Interestingly you can prove that:
(1) A set of betting rates is coherent iff it satisfies the rules of probability.
If I understand your question correctly, you are asking if it's possible to prove a similar sort of result for rules of logic: So give somehow an analogous definition of coherence for a set of assignments of truth values to some set of sentences, and then prove that such an assignment is coherent iff it satisfies (in some sense) the rules of logic.
"Rules of logic" here should refer to an axiomatization of logic, since in the case of probability it's similarly the axioms that betting rates have to satisfy to avoid a Dutch book. The obvious idea would be to define coherence as follows:

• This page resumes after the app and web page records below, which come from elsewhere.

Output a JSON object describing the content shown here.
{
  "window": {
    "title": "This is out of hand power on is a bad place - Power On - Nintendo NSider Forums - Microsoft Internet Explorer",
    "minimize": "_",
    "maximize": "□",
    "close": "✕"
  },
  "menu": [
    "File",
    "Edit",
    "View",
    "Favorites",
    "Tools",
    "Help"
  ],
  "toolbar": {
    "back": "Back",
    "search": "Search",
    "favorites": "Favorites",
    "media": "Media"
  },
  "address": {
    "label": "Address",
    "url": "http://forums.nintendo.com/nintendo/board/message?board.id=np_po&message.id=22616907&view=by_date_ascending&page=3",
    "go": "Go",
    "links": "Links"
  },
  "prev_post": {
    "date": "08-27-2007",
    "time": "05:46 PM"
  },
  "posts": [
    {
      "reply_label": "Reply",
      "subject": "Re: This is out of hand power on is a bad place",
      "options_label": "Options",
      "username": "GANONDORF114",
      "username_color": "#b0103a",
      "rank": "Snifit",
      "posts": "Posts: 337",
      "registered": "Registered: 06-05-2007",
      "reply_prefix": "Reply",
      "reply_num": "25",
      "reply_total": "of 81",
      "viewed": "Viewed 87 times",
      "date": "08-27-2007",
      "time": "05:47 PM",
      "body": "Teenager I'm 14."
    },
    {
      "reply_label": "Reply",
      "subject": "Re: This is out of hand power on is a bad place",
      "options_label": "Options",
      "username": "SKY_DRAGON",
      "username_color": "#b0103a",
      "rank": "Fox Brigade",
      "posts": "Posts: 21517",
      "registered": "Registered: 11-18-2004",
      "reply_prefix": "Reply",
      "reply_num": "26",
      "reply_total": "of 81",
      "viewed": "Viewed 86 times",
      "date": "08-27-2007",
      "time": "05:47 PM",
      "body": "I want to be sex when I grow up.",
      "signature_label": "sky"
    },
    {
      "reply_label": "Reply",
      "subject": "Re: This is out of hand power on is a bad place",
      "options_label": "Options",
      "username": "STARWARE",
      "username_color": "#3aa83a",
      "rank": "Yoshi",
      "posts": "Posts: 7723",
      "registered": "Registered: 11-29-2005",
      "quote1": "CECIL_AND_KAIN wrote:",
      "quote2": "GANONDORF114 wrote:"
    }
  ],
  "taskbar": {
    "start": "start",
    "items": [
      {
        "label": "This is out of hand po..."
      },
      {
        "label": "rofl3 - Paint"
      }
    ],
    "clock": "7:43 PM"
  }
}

Df. A set of truth assignments to some sentences is coherent iff there is a truth valuation that gives the same truth-values to the sentences as your assignments do.
(The above definition means that coherence guarantees that your truth assignments are not open to a sure error, i.e. you could be right in your assignments of truth values.)
Define a set S of sentences as follow: if your assignment assigns 1 to a formula F, then F∈S, if your assignment assigns 0 to a formula F then not-F∈S. Let's call this set S the set determined by the truth assignments.
It's now easy to show that a set of truth assignments to some sentences is coherent iff the set S determined by those truth assignments is satisfiable.
Now since the soundness and completeness theorems tell us that a set S is satisfiable iff S is consistent (relative to the rules/axiomatization of logic), the analogue of theorem (1) is as follows:
(1)* A set of truth assignments is coherent iff the set determined by the truth assignments is consistent (relative to an axiomatization of logic)
You can think of this as a version of the soundness and completeness theorems.